Cellulose powders from various sources were manufactured and characterized to investigate the influence of their crystallinity index, surface area, and pore volume on sorption phenomena and the relevant pharmaceutical functionality. The influence of the cellulose crystallinity index on moisture sorption was important at low and intermediate relative humidities. At high relative humidities, properties such as surface area and pore volume took precedence in governing the moisture sorption process.
The theory of physical adsorption of gases onto fractal surfaces was useful for understanding the distribution of water in cellulose and the inner nanoscale structure of cellulose particles. It was found that, as a consequence of swelling, moisture induces a fractal nanopore network in cellulose powders that have a low or intermediate degree of crystallinity. On the other hand, no swelling occurs in highly crystalline cellulose powders and moisture sorption is restricted to the walls of the open pores.
No correlation was found between the cellulose crystallinity index and the incorporation and release of nicotine in cellulose mixtures. By loading nicotine in highly porous matrices of the Cladophora sp. algae cellulose, higher stability against oxidative degradation, higher loading capacity, and more steady release into an air-stream was achieved than when commercially available microcrystalline cellulose was loaded.
It was also shown that, by manipulating the structure of cellulose, the undesired hydrolysis of acetylsalicylic acid in mixtures with cellulose can be avoided.
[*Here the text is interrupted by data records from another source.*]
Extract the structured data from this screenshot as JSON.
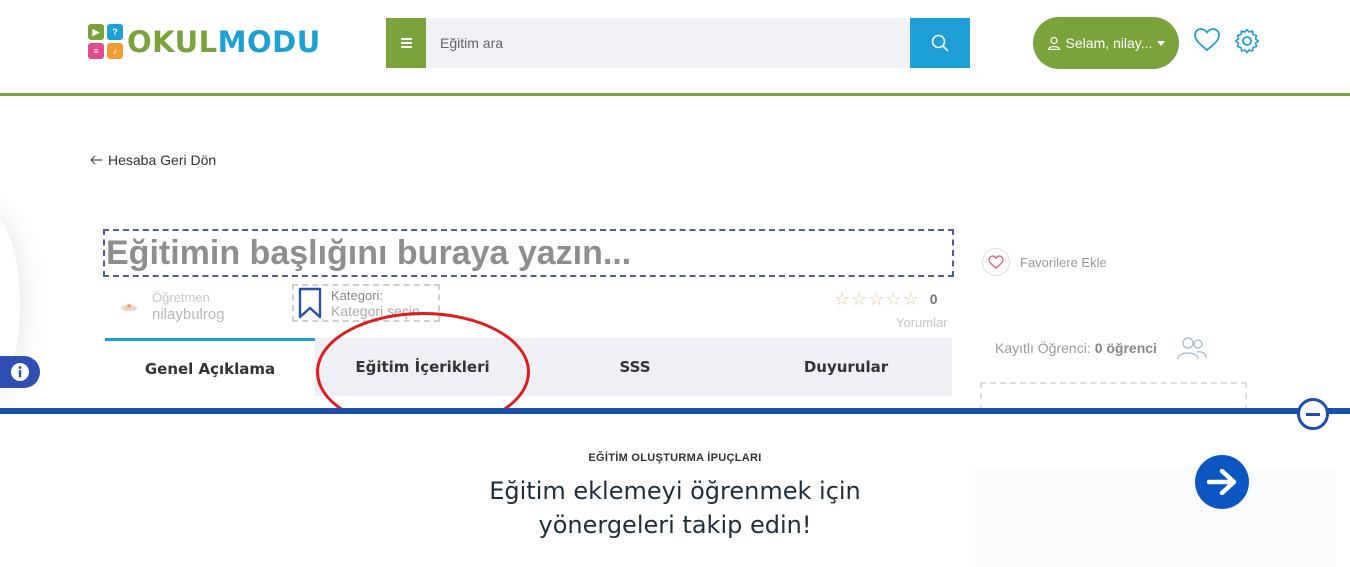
{
  "header": {
    "logo": {
      "text_a": "OKUL",
      "text_b": "MODU",
      "tile_glyphs": [
        "▶",
        "?",
        "≡",
        "♪"
      ],
      "tile_colors": [
        "#7aa33c",
        "#1e9fd6",
        "#e14b8a",
        "#f39c32"
      ]
    },
    "search": {
      "placeholder": "Eğitim ara",
      "menu_icon": "menu-icon",
      "button_icon": "search-icon"
    },
    "user": {
      "label": "Selam, nilay...",
      "icon": "user-icon"
    },
    "icons": [
      "heart-icon",
      "gear-icon"
    ]
  },
  "back_link": "Hesaba Geri Dön",
  "course": {
    "title_placeholder": "Eğitimin başlığını buraya yazın...",
    "teacher_label": "Öğretmen",
    "teacher_name": "nilaybulrog",
    "category_label": "Kategori:",
    "category_value": "Kategori seçin",
    "rating": {
      "stars": 5,
      "filled": 0,
      "count": "0",
      "reviews_label": "Yorumlar"
    }
  },
  "tabs": [
    {
      "label": "Genel Açıklama",
      "active": true
    },
    {
      "label": "Eğitim İçerikleri",
      "active": false
    },
    {
      "label": "SSS",
      "active": false
    },
    {
      "label": "Duyurular",
      "active": false
    }
  ],
  "sidebar": {
    "favorite_label": "Favorilere Ekle",
    "students_label": "Kayıtlı Öğrenci:",
    "students_value": "0 öğrenci"
  },
  "tips": {
    "label": "EĞİTİM OLUŞTURMA İPUÇLARI",
    "text": "Eğitim eklemeyi öğrenmek için yönergeleri takip edin!"
  },
  "colors": {
    "brand_green": "#7aa33c",
    "brand_blue": "#1e9fd6",
    "tips_blue": "#1a4fad",
    "annotation_red": "#e01b1b"
  }
}
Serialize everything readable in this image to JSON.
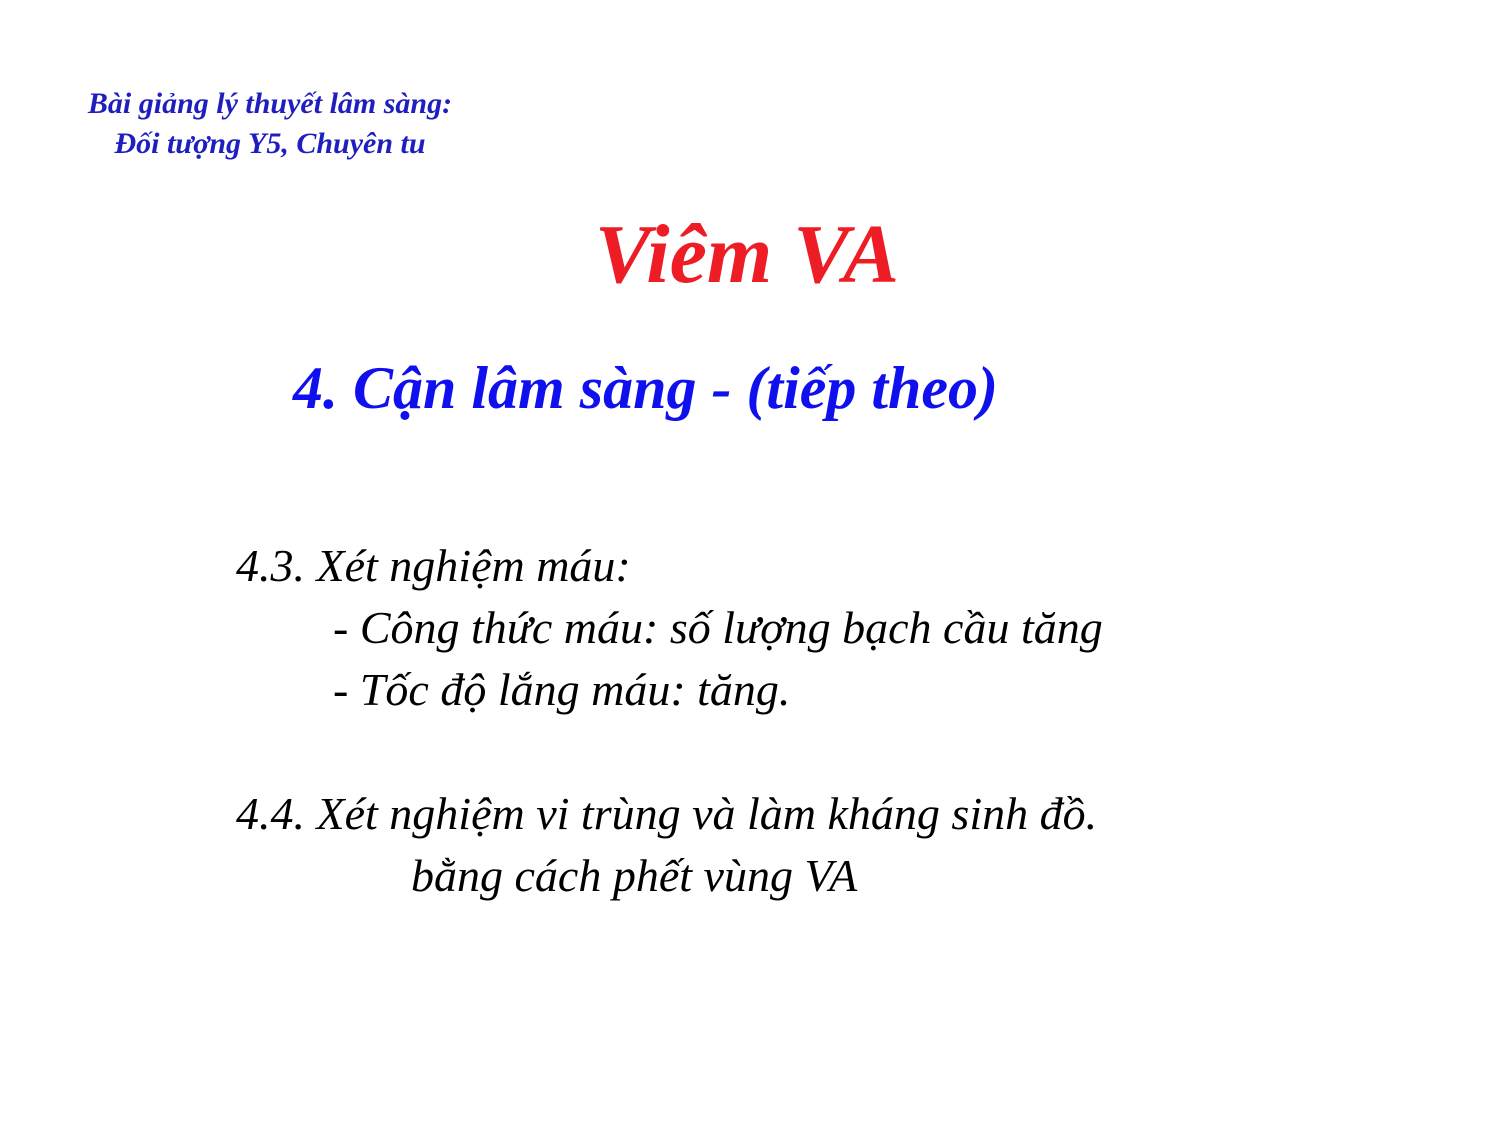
{
  "header": {
    "line1": "Bài giảng lý thuyết lâm sàng:",
    "line2": "Đối tượng Y5, Chuyên tu"
  },
  "title": "Viêm VA",
  "section_title": "4. Cận lâm sàng - (tiếp theo)",
  "content": {
    "blood_test": {
      "heading": "4.3. Xét nghiệm máu:",
      "items": [
        "- Công thức máu: số lượng bạch cầu tăng",
        "- Tốc độ lắng máu: tăng."
      ]
    },
    "microbe_test": {
      "heading": "4.4. Xét nghiệm vi trùng và làm kháng sinh đồ.",
      "detail": "bằng cách phết vùng VA"
    }
  },
  "colors": {
    "header": "#1f1fbf",
    "title": "#ee1c25",
    "section_title": "#1010ee",
    "body_text": "#000000",
    "background": "#ffffff"
  }
}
It was suggested that a broad hysteresis loop between the moisture adsorption and desorption curves of isotherms at low relative humidities could be indicative of an improved compatibility between acetylsalicylic acid and cellulose.
In all, this thesis demonstrates how the pharmaceutical functionality of microcrystalline cellulose can be improved via engineering of the structure of native cellulose powders.